An emergency physician recently told us a story of an unusual night visit from the police. “One night in our emergency department, the police brought in a person they suspected of dealing drugs,” he said. “They said they wanted an Ewald tube lavage because they alleged the patient swallowed evidence. When I refused, they got an on-call magistrate to come to the emergency department in the middle of the night—still in his pajamas—to present a warrant to me.
Explore This IssueACEP Now: Vol 35 – No 10 – October 2016
“When he got there, I gave him the Ewald tube and a basin and told him, ‘Here you go. The red plunger pushes the water in, and the blue plunger pulls it back out. Have fun.’ The magistrate left the ED with the police and the patient, and that was the end of it.”

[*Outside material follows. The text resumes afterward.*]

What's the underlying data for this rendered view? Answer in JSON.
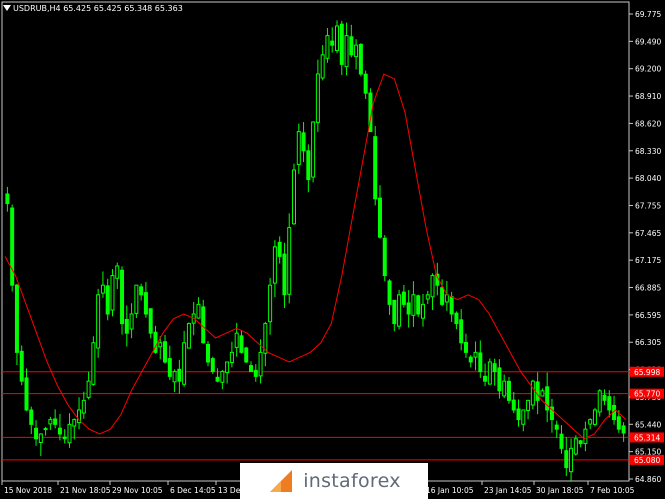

Although the story may bring a chuckle, there are two key questions it raises:
- Must the physician do the search even if the patient does not consent?
- Will the physician be in violation of the warrant or a state statute for refusing to comply with the warrant?
Thankfully, the quick answer to both questions seems to be no. We couldn’t find any report of a physician being sued for not complying with a such a warrant.1,2 But because it hasn’t happened doesn’t necessarily mean it couldn’t. Here are some guidelines and background information you should know to avoid potential trouble.
State Codes and Laws
Some states have regulations regarding emergency physicians or others complying with warrants in search of evidence within body cavities and whether consent is required. For example:
- In Washington, RCW 10.79.080 uses the word “authorized” when discussing a warrant that seeks evidence through a body cavity search.3 It does not, however, imply that a physician is “compelled” to perform such a search.
- In Maine (as of 2003), Title 5, Part 1, Chapter 9, Section 200-G specifically concludes, “Nothing in this subsection requires a person authorized [italics ours] to conduct body cavity searches to conduct a body cavity search pursuant to a search warrant.”4
- In Tennessee, a physician complying with a valid search warrant is protected from liability “except for any damages or criminal liability that may result from the negligence, gross negligence, willful misconduct or unlawful conduct of the person conducting the examination or search.”5
The majority of state laws addressing body cavity searches are silent on the issue of a physician not complying with such a warrant. Being “authorized” is different from being “mandated.” Providing that the medical record adequately documents the medical reasons for the physician’s refusal to perform the search on a non-consenting patient, a judge would likely have little recourse against a third-party physician who refuses to perform such a search. (However, these examples may not hold true for all states; check with your hospital’s legal counsel for more information on your state.)
Regardless of whether your state has statutes that address physician adherence in body cavity evidence searches, there are some legal theories that members of ACEP’s Medical-Legal Committee say may keep physicians from being called upon to perform them. (Again, this advice is for discussion only; consult with your own legal counsel for specific situations.)